Your objective
For every line in the entries that contains "this", show the whole line.

Dataset rows for apps and sites
<<<<

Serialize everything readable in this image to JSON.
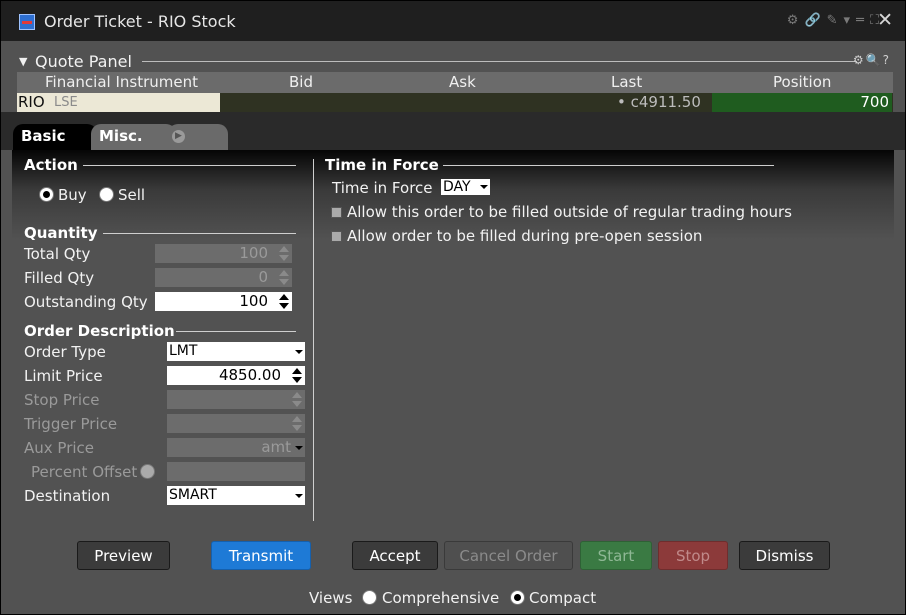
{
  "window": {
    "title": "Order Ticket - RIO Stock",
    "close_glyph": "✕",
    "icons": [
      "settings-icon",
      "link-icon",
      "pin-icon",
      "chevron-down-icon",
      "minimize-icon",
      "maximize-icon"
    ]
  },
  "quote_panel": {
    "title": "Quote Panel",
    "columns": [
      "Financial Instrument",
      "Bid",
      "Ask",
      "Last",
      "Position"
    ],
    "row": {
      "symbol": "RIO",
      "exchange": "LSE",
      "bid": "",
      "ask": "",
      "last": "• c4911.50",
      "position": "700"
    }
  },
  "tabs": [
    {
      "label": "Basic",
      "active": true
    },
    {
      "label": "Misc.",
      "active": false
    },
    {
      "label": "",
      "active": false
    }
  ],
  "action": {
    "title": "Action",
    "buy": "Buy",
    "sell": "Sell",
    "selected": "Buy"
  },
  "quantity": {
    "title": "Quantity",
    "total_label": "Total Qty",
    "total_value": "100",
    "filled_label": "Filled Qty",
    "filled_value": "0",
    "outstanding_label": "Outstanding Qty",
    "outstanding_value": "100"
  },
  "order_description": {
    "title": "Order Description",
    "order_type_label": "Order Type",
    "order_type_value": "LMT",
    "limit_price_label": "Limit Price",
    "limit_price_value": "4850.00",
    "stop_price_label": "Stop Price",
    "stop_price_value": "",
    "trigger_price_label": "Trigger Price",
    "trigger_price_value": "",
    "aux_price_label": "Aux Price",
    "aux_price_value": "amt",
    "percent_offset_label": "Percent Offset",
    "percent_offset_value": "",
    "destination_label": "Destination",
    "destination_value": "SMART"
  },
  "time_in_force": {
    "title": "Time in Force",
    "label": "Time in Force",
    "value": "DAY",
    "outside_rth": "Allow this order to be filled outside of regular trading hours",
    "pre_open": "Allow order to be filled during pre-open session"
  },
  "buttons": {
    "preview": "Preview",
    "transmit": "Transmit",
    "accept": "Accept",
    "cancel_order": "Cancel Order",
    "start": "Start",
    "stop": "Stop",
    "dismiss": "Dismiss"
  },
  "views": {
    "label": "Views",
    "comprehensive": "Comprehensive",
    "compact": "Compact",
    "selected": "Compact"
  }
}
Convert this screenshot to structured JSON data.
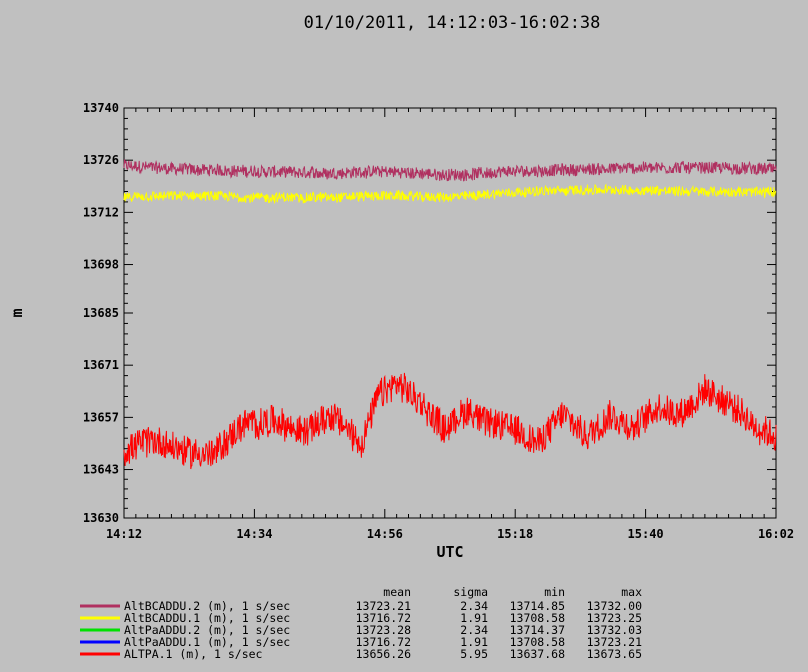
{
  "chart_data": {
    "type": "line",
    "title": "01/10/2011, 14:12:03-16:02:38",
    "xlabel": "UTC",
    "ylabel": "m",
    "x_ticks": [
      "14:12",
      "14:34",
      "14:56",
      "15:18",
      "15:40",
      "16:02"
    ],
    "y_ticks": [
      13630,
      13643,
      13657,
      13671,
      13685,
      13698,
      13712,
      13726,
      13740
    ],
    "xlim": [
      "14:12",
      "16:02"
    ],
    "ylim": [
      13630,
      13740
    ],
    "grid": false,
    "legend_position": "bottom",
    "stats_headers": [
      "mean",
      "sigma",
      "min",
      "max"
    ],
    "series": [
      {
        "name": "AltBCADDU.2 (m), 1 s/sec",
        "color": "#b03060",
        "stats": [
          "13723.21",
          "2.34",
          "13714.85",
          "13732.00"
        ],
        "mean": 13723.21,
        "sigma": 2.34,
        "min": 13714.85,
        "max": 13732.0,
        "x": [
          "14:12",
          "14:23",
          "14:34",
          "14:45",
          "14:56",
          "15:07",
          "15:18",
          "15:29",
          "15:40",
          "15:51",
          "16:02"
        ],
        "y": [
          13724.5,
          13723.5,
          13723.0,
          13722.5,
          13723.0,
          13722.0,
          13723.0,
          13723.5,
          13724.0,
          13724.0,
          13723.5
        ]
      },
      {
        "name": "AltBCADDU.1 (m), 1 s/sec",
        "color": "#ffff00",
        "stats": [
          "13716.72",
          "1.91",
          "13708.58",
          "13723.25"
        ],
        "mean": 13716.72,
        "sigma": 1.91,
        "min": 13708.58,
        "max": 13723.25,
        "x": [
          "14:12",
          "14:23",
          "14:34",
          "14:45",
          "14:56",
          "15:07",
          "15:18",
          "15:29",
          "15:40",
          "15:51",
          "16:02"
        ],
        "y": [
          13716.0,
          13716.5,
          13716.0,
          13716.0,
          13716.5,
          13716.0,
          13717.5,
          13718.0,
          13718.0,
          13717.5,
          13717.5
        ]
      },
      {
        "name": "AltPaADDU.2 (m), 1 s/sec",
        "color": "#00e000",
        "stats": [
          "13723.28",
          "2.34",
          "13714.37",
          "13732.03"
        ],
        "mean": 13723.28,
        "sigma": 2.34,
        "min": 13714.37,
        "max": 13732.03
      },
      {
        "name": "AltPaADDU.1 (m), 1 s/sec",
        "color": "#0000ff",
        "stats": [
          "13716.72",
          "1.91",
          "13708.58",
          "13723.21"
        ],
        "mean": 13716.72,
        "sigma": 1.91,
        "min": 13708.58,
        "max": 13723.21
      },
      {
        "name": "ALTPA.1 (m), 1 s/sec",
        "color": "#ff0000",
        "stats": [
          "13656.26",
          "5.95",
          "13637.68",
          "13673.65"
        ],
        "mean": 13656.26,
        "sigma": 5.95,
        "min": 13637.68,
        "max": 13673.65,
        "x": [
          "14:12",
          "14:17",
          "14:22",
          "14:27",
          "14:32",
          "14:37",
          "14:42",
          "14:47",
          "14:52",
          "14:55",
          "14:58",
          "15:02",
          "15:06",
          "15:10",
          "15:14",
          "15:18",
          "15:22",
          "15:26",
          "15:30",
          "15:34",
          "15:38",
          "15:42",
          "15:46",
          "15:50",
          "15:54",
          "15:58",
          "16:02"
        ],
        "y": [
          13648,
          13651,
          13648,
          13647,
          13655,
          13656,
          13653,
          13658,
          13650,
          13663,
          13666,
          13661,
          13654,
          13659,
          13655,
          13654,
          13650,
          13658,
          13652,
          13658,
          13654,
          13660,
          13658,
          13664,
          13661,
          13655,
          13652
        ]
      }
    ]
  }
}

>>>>
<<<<

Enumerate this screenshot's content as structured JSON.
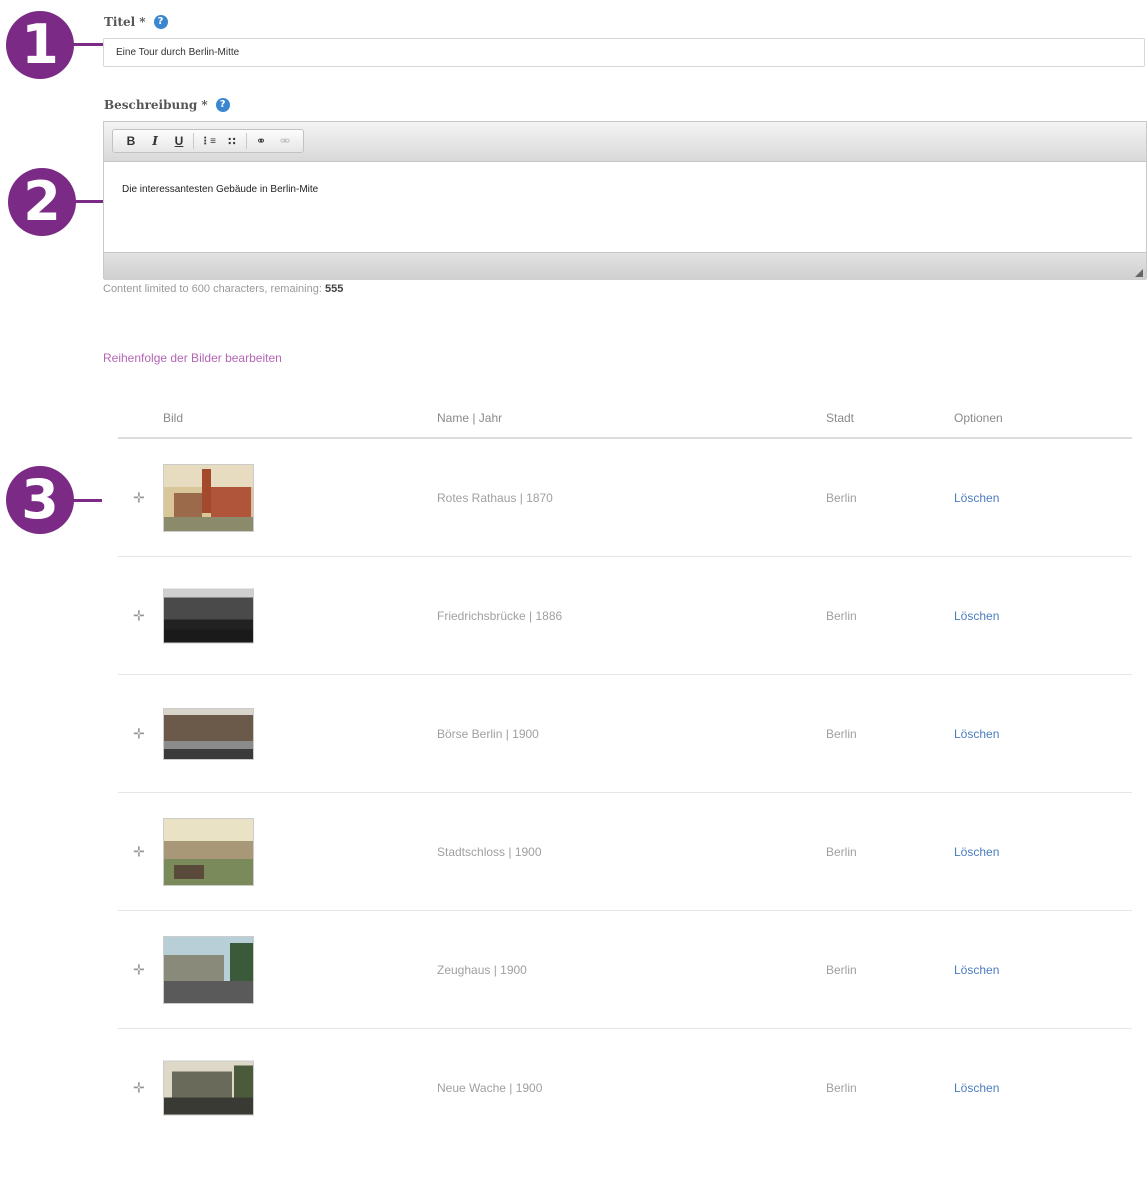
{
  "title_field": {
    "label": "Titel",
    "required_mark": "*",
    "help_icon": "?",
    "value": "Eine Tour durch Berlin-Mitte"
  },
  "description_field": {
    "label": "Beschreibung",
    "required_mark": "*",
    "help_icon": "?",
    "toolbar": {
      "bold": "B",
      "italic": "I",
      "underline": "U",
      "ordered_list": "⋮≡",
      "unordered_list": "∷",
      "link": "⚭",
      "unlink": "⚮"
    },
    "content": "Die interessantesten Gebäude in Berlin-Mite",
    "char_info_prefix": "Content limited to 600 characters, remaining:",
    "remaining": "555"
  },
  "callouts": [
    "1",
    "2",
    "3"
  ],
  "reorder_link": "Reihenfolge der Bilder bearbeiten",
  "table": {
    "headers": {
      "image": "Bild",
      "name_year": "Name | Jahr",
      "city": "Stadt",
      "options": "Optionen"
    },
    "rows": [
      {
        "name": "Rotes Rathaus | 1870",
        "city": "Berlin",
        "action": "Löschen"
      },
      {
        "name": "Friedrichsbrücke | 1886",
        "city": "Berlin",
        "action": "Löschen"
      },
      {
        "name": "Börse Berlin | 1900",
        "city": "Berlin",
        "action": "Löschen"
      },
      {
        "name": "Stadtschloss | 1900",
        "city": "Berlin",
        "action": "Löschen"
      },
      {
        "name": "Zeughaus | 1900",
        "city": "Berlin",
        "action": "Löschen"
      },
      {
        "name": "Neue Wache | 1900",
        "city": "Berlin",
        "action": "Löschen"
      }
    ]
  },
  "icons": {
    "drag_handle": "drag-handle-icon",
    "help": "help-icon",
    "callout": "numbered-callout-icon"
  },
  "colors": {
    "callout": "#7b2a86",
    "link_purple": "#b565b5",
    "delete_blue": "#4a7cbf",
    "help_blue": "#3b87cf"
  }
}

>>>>

Task solution
Serialize everything readable in this image to JSON.
    "outside_rth": "Allow this order to be filled outside of regular trading hours",
Convert this screenshot to structured JSON data.
Enumerate this screenshot's content as structured JSON.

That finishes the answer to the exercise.